• _Assignment_:
The records below are to be quoted in full; please keep every word exact.
─── Material provided ───
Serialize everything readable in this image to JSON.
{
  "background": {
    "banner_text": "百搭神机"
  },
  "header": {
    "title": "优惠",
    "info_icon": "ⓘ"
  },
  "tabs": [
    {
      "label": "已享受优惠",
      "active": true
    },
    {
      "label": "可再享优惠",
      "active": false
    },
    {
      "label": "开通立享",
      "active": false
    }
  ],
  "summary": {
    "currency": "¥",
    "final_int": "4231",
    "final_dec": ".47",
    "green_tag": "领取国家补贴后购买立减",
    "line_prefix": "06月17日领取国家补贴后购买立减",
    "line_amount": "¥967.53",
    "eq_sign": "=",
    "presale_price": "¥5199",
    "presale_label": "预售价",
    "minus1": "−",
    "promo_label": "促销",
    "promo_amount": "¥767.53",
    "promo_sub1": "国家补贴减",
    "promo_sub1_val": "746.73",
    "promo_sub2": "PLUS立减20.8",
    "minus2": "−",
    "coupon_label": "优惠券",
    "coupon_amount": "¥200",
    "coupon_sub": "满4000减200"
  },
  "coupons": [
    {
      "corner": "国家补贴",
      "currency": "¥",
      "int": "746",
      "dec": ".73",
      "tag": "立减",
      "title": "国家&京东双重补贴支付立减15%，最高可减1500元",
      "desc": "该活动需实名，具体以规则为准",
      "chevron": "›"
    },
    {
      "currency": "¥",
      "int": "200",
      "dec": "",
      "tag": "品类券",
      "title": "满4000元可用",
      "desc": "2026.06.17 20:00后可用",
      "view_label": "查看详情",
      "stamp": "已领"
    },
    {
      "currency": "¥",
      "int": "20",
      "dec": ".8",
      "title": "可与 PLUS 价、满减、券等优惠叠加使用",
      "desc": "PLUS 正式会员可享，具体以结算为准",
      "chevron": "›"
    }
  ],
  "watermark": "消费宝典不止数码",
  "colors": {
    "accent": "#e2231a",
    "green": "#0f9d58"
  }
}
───
• _Expected output_:
Serialize everything readable in this image to JSON.
{
  "background": {
    "banner_text": "百搭神机"
  },
  "header": {
    "title": "优惠",
    "info_icon": "ⓘ"
  },
  "tabs": [
    {
      "label": "已享受优惠",
      "active": true
    },
    {
      "label": "可再享优惠",
      "active": false
    },
    {
      "label": "开通立享",
      "active": false
    }
  ],
  "summary": {
    "currency": "¥",
    "final_int": "4231",
    "final_dec": ".47",
    "green_tag": "领取国家补贴后购买立减",
    "line_prefix": "06月17日领取国家补贴后购买立减",
    "line_amount": "¥967.53",
    "eq_sign": "=",
    "presale_price": "¥5199",
    "presale_label": "预售价",
    "minus1": "−",
    "promo_label": "促销",
    "promo_amount": "¥767.53",
    "promo_sub1": "国家补贴减",
    "promo_sub1_val": "746.73",
    "promo_sub2": "PLUS立减20.8",
    "minus2": "−",
    "coupon_label": "优惠券",
    "coupon_amount": "¥200",
    "coupon_sub": "满4000减200"
  },
  "coupons": [
    {
      "corner": "国家补贴",
      "currency": "¥",
      "int": "746",
      "dec": ".73",
      "tag": "立减",
      "title": "国家&京东双重补贴支付立减15%，最高可减1500元",
      "desc": "该活动需实名，具体以规则为准",
      "chevron": "›"
    },
    {
      "currency": "¥",
      "int": "200",
      "dec": "",
      "tag": "品类券",
      "title": "满4000元可用",
      "desc": "2026.06.17 20:00后可用",
      "view_label": "查看详情",
      "stamp": "已领"
    },
    {
      "currency": "¥",
      "int": "20",
      "dec": ".8",
      "title": "可与 PLUS 价、满减、券等优惠叠加使用",
      "desc": "PLUS 正式会员可享，具体以结算为准",
      "chevron": "›"
    }
  ],
  "watermark": "消费宝典不止数码",
  "colors": {
    "accent": "#e2231a",
    "green": "#0f9d58"
  }
}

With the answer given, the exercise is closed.